There is something noble about Arsene Wenger. He doesn’t go in for quite as much nonsense as many of the other managers in the league. Everton manager Roberto Martinez is a man obsessed with blaming absolutely everyone else for absolutely everything that ever goes wrong. Manchester United’s Louis van Gaal will say that he is pleased with a small squad, which is his decision, and then bemoan the problems with having a small squad when there are injuries. Jose Mourinho will poke a man in the eye, get sued in a case of discrimination, and spend two hours on Sunday morning television darkly hinting at conspiracies working against his side.
But not Wenger. Of course, the Arsenal manager isn’t perfect when it comes to dealing with the press. For a decade, he would fatuously claim not to have seen obvious misdeeds from the Elbow Twins, Dennis Bergkamp, and Patrick Vieira. At the same time he would plaintively cry out for protection on his own, softer players, like Jose Antonio Reyes. Thuggish behavior was fine when his players did it, and a national outrage when it inconvenienced him.
For all his positioning as the moral force in football, Wenger was happy to try to buy Luis Suarez, a man who indulges in racist abuse, and was also complicit in raising season ticket prices to absurd levels in a London borough with striking amounts of poverty. Add to that his happiness to buy children from around the globe, and he is clearly not a flawless ambassador for all that is good in football.
Nevertheless, his press conferences are often insightful. His particular way with English is enjoyable, particularly when he delivers a decent barb — “everyone thinks they have the prettiest wife.” He’s not as boringly aggressive as many managers who become human yawns when they are under pressure. Steve McClaren, Nigel Pearson and Alex Ferguson, for example, all used their position of relative authority to turn on the press when it was far from reasonable. Wenger doesn’t really do that.
All of which suggests that there is reason to believe that when Wenger retires, which surely cannot be too many years away, he might provide the kind of autobiography that his old rival Ferguson never could. One that isn’t about settling scores, raising hackles, or defending every single action he has taken in the last decade.
Wenger, you get the impression, will be happy to weigh up the course of his career, and you can make the case that he should probably be content with what he has achieved.

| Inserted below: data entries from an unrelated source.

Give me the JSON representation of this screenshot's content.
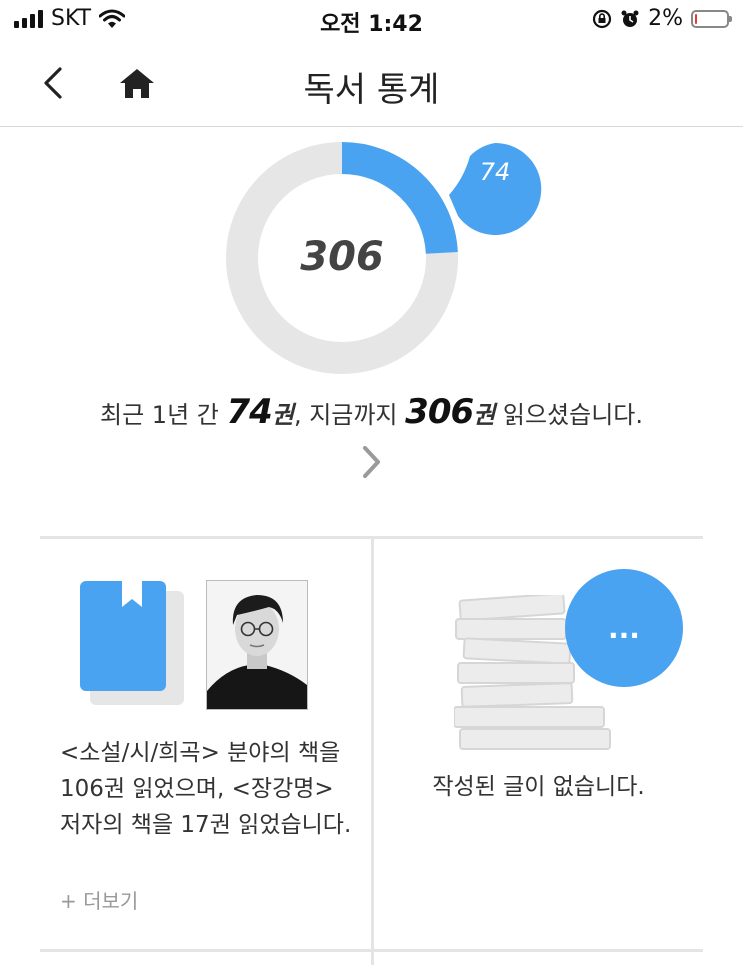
{
  "status_bar": {
    "carrier": "SKT",
    "time": "오전 1:42",
    "battery_text": "2%",
    "battery_level": 0.02,
    "icons": [
      "signal-icon",
      "wifi-icon",
      "rotation-lock-icon",
      "alarm-icon",
      "battery-icon"
    ]
  },
  "nav": {
    "title": "독서 통계",
    "back_icon": "chevron-left-icon",
    "home_icon": "home-icon"
  },
  "reading_stats": {
    "total_books": "306",
    "recent_books": "74",
    "recent_value": 74,
    "total_value": 306,
    "summary_prefix": "최근 1년 간",
    "summary_recent": "74",
    "summary_unit_1": "권",
    "summary_middle": ", 지금까지",
    "summary_total": "306",
    "summary_unit_2": "권",
    "summary_suffix": "읽으셨습니다.",
    "accent_color": "#4aa3f0",
    "track_color": "#e6e6e6"
  },
  "genre_card": {
    "text": "<소설/시/희곡> 분야의 책을 106권 읽었으며, <장강명> 저자의 책을 17권 읽었습니다.",
    "more_label": "+ 더보기"
  },
  "review_card": {
    "write_button_label": "...",
    "empty_text": "작성된 글이 없습니다."
  }
}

Financially, Arsenal keeps its head above water. It isn’t a club that indulges in the vulgar and self-defeating transfer policies that Manchester United and Real Madrid pursue. The London-based outfit attempts to undercut the market and demonstrate that there really is value if you want to find it. When fully functioning, Arsenal is one of the best sides in the world. The side that reached its height at Highbury was one of the most terrifying sides in the history of the Premier League, and whatever came before that, although we don’t really know what that is because there were no Diaries back then.
What is sad is that Wenger appears to have turned his exceptional handful of talents into a dogma that also needs to be dismantled. That perhaps when he looks back on his career, his stubbornness will continue to hold about what is the best way to attempt to win trophies. Ask him: “Do you have to be mentally strong to win the title? Do you need a strong squad? Are you always looking forward for the best players available?” He would probably say “yes” to every question. Because, obviously, “yes,” is the only possible answer to any of them.
But in practice, Wenger has ignored these requirements for the best part of a decade. To have a buffoon like Jack Wilshere hanging around, instead of bombing him out to QPR, is unforgivable. A chippy, short bundle of potential, assured of his own excellence despite the fact that he will never be excellent, he is the archetypal North London Gooner. A card-carrying leader of the selfie brigade movement, Wilshere might just be enjoying himself as young men do. Sure, even Barcelona players are part of the selfie movement, but Barcelona players do it after winning trophies for several years, not after winning against Stoke.
Photo-loving Olivier Giroud shares a similar ailment. The Frenchman can score plenty of goals, because he’s pretty talented, but he can’t get close to Sergio Aguero because alchemy is an impossibility.
The truth of all this is obvious to everybody else; this is why Watford were able to walk into the Emirates with a plan, execute that plan, and walk off whistling. This is why Heurelho Gomes — Heurelho Gomes! — is able to come out the following morning and say that Arsenal “look like a small team,” and that Watford “knew once we had the ball we’d be able to pass it around since Arsenal gives you too much space. They are not strong defensively.” Of course Watford knew it. Everybody knows it. Everybody except for Wenger.
Wenger still appears to genuinely believe what he is saying when he talks of his team. Not in terms of the political dismissal of referees or small incidents in a match — any manager worth the job has to lie over things like that — but when he discusses whether his players stand a chance. He doesn’t think it’s a problem with confidence. He thinks he has the best players he can afford, and he thinks the squad is ready. Every single year. There is something noble about Wenger, but there’s something tragic, which he appears incapable of escaping. And given the way that final acts tend to be definitive, this might well be what he is remembered for.